(Records from a data source)
+ + + + +

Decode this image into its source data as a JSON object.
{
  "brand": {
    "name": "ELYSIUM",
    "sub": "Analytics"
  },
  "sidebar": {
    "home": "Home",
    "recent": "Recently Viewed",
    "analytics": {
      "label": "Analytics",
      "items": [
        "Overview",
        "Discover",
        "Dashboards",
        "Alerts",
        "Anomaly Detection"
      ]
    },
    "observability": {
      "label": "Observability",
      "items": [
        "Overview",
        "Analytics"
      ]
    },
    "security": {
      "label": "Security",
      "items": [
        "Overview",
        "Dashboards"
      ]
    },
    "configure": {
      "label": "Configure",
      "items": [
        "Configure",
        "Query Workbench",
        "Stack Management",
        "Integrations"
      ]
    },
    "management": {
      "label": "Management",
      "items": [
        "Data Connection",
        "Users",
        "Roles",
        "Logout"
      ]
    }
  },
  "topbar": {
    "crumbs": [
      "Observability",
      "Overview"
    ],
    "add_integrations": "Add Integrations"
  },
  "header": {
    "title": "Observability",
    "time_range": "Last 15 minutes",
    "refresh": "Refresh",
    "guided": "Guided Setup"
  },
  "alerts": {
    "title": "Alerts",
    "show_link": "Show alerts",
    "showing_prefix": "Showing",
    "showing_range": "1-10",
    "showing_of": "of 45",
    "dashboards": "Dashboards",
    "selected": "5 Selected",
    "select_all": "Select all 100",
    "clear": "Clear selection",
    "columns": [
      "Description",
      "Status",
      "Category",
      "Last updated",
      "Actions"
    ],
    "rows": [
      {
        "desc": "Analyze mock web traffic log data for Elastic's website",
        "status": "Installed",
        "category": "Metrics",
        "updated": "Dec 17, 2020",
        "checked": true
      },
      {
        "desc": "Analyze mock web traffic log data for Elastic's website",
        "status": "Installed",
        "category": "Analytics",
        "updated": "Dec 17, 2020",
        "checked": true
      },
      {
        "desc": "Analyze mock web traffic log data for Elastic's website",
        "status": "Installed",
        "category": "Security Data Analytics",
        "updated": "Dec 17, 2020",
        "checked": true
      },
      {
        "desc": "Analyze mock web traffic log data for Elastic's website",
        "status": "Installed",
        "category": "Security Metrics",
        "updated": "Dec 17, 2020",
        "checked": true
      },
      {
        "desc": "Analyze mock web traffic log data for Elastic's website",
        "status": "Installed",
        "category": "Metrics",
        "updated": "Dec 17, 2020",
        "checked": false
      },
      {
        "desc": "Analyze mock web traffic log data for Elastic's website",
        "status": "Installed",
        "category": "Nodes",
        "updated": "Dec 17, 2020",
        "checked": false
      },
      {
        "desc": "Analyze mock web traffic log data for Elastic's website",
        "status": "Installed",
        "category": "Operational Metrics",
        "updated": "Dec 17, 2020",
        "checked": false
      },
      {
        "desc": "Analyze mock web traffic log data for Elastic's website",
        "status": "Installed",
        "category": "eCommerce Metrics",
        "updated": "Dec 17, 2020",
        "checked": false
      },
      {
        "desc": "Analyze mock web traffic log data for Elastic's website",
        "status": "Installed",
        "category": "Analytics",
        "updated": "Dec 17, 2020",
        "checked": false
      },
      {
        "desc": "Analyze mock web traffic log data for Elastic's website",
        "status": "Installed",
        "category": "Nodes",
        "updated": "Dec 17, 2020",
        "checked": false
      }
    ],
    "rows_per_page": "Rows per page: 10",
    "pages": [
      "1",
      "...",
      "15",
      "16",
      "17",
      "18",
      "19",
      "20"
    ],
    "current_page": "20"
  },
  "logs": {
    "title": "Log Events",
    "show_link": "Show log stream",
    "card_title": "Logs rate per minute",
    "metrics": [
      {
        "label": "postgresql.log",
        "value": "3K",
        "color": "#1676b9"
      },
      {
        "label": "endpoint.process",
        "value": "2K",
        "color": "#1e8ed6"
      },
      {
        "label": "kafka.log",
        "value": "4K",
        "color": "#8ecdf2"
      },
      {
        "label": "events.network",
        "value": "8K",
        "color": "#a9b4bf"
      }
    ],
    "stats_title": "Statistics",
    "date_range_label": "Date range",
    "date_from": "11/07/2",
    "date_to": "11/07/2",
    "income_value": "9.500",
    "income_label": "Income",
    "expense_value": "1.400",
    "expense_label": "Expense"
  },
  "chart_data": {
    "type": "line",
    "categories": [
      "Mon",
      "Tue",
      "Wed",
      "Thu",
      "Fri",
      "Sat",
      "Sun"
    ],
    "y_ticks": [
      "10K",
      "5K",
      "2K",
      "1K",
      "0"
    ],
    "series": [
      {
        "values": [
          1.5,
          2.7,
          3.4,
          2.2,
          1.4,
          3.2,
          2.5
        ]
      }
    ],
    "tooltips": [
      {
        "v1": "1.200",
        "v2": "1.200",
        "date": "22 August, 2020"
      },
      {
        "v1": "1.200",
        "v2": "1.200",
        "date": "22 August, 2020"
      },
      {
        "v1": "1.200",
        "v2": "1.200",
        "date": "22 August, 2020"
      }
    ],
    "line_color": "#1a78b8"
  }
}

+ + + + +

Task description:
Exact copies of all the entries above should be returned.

Answer space:
Decode this image into its source data as a JSON object.
{
  "brand": {
    "name": "ELYSIUM",
    "sub": "Analytics"
  },
  "sidebar": {
    "home": "Home",
    "recent": "Recently Viewed",
    "analytics": {
      "label": "Analytics",
      "items": [
        "Overview",
        "Discover",
        "Dashboards",
        "Alerts",
        "Anomaly Detection"
      ]
    },
    "observability": {
      "label": "Observability",
      "items": [
        "Overview",
        "Analytics"
      ]
    },
    "security": {
      "label": "Security",
      "items": [
        "Overview",
        "Dashboards"
      ]
    },
    "configure": {
      "label": "Configure",
      "items": [
        "Configure",
        "Query Workbench",
        "Stack Management",
        "Integrations"
      ]
    },
    "management": {
      "label": "Management",
      "items": [
        "Data Connection",
        "Users",
        "Roles",
        "Logout"
      ]
    }
  },
  "topbar": {
    "crumbs": [
      "Observability",
      "Overview"
    ],
    "add_integrations": "Add Integrations"
  },
  "header": {
    "title": "Observability",
    "time_range": "Last 15 minutes",
    "refresh": "Refresh",
    "guided": "Guided Setup"
  },
  "alerts": {
    "title": "Alerts",
    "show_link": "Show alerts",
    "showing_prefix": "Showing",
    "showing_range": "1-10",
    "showing_of": "of 45",
    "dashboards": "Dashboards",
    "selected": "5 Selected",
    "select_all": "Select all 100",
    "clear": "Clear selection",
    "columns": [
      "Description",
      "Status",
      "Category",
      "Last updated",
      "Actions"
    ],
    "rows": [
      {
        "desc": "Analyze mock web traffic log data for Elastic's website",
        "status": "Installed",
        "category": "Metrics",
        "updated": "Dec 17, 2020",
        "checked": true
      },
      {
        "desc": "Analyze mock web traffic log data for Elastic's website",
        "status": "Installed",
        "category": "Analytics",
        "updated": "Dec 17, 2020",
        "checked": true
      },
      {
        "desc": "Analyze mock web traffic log data for Elastic's website",
        "status": "Installed",
        "category": "Security Data Analytics",
        "updated": "Dec 17, 2020",
        "checked": true
      },
      {
        "desc": "Analyze mock web traffic log data for Elastic's website",
        "status": "Installed",
        "category": "Security Metrics",
        "updated": "Dec 17, 2020",
        "checked": true
      },
      {
        "desc": "Analyze mock web traffic log data for Elastic's website",
        "status": "Installed",
        "category": "Metrics",
        "updated": "Dec 17, 2020",
        "checked": false
      },
      {
        "desc": "Analyze mock web traffic log data for Elastic's website",
        "status": "Installed",
        "category": "Nodes",
        "updated": "Dec 17, 2020",
        "checked": false
      },
      {
        "desc": "Analyze mock web traffic log data for Elastic's website",
        "status": "Installed",
        "category": "Operational Metrics",
        "updated": "Dec 17, 2020",
        "checked": false
      },
      {
        "desc": "Analyze mock web traffic log data for Elastic's website",
        "status": "Installed",
        "category": "eCommerce Metrics",
        "updated": "Dec 17, 2020",
        "checked": false
      },
      {
        "desc": "Analyze mock web traffic log data for Elastic's website",
        "status": "Installed",
        "category": "Analytics",
        "updated": "Dec 17, 2020",
        "checked": false
      },
      {
        "desc": "Analyze mock web traffic log data for Elastic's website",
        "status": "Installed",
        "category": "Nodes",
        "updated": "Dec 17, 2020",
        "checked": false
      }
    ],
    "rows_per_page": "Rows per page: 10",
    "pages": [
      "1",
      "...",
      "15",
      "16",
      "17",
      "18",
      "19",
      "20"
    ],
    "current_page": "20"
  },
  "logs": {
    "title": "Log Events",
    "show_link": "Show log stream",
    "card_title": "Logs rate per minute",
    "metrics": [
      {
        "label": "postgresql.log",
        "value": "3K",
        "color": "#1676b9"
      },
      {
        "label": "endpoint.process",
        "value": "2K",
        "color": "#1e8ed6"
      },
      {
        "label": "kafka.log",
        "value": "4K",
        "color": "#8ecdf2"
      },
      {
        "label": "events.network",
        "value": "8K",
        "color": "#a9b4bf"
      }
    ],
    "stats_title": "Statistics",
    "date_range_label": "Date range",
    "date_from": "11/07/2",
    "date_to": "11/07/2",
    "income_value": "9.500",
    "income_label": "Income",
    "expense_value": "1.400",
    "expense_label": "Expense"
  },
  "chart_data": {
    "type": "line",
    "categories": [
      "Mon",
      "Tue",
      "Wed",
      "Thu",
      "Fri",
      "Sat",
      "Sun"
    ],
    "y_ticks": [
      "10K",
      "5K",
      "2K",
      "1K",
      "0"
    ],
    "series": [
      {
        "values": [
          1.5,
          2.7,
          3.4,
          2.2,
          1.4,
          3.2,
          2.5
        ]
      }
    ],
    "tooltips": [
      {
        "v1": "1.200",
        "v2": "1.200",
        "date": "22 August, 2020"
      },
      {
        "v1": "1.200",
        "v2": "1.200",
        "date": "22 August, 2020"
      },
      {
        "v1": "1.200",
        "v2": "1.200",
        "date": "22 August, 2020"
      }
    ],
    "line_color": "#1a78b8"
  }
}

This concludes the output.